What kind of horror is it compared to Nightmare on Elm Street?
I wouldn’t say it’s like a typical horror – it’s more kind of a disturbing thriller, I guess. The horror comes from seeing how people can truly treat other people and be evil to other people and Kevin used this specific outlet to prove that point. The horror just comes from seeing how people can just treat each other. It’s freaky.
Are you allowed to tell me about your character at all?
I basically play this kid. Me and my two friends, wrong place, wrong time situation.
Is the horror genre something you’d want to stick with or would you rather do more films like Cherry?
I wasn’t going to do any more horror after Nightmare. I really kind of want to shy away from it, but the Kevin Smith thing came around and it was a chance to work with a really great director. It’s kind of labeled a horror movie, but I don’t see it being a horror movie in the true sense of the genre so that was kind of why I did it. But yeah, I definitely want to shy away from horror. The thing is, my last few films have definitely not been horror movies, it’s just the things that people have seen have been my horror movies whereas my indie films tend to be quirky or interesting or comedic or drama. They’re all very different movies, so hopefully those will pop and people can see those and be like, ‘Oh, he doesn’t just do horror movies.’ [Laughs]
Well, Cherry is certainly a film that’s deserving of that attention. Do you have any specific hopes for the film? Perhaps a particular impression you’re hoping to make with it?

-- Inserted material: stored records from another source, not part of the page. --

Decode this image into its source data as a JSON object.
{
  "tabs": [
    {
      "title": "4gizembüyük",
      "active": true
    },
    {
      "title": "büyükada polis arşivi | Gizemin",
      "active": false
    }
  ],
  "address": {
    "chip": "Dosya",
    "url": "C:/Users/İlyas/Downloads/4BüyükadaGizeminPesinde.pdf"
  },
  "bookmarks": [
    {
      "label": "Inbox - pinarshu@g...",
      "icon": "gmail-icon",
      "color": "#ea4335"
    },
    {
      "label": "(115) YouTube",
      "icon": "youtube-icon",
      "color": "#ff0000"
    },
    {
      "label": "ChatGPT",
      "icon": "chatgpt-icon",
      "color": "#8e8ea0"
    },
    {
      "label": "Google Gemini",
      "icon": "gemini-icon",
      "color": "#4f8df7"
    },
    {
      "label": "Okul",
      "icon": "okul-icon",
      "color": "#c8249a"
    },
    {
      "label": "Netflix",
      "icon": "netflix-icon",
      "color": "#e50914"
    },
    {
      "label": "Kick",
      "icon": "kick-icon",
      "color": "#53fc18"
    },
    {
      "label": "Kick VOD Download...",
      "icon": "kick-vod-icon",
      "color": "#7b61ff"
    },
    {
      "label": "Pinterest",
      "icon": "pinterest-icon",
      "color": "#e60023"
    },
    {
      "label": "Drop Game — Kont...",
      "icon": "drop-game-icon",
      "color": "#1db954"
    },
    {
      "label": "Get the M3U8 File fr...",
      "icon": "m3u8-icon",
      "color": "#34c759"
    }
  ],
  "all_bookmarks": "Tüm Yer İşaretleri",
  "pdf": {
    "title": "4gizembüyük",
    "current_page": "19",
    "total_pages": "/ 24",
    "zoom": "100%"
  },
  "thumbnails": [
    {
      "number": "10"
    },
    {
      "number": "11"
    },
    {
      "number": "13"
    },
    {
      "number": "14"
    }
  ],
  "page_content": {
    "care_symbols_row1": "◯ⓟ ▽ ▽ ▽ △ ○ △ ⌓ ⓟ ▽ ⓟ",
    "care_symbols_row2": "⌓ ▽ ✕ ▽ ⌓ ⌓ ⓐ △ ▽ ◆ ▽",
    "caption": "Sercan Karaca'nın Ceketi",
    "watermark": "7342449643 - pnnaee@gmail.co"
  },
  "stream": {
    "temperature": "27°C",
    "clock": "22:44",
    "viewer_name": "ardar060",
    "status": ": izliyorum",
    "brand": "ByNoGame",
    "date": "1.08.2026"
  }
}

I think it’s a really good movie and I think it’s a movie that deserves to be seen. It’s a really nice, fun movie that’s actually really relatable to pretty much everybody. At SXSW it was an audience of older men and women and younger guys and girls and everybody seems to get it on some level. Everybody’s kind of been in Aaron’s shoes at one point or another, maybe not in his specific situation, but they can relate to the first time kissing a girl or going to college, an older woman liking a younger kid. I just hope it gets seen and people enjoy it.
By Perri Nemiroff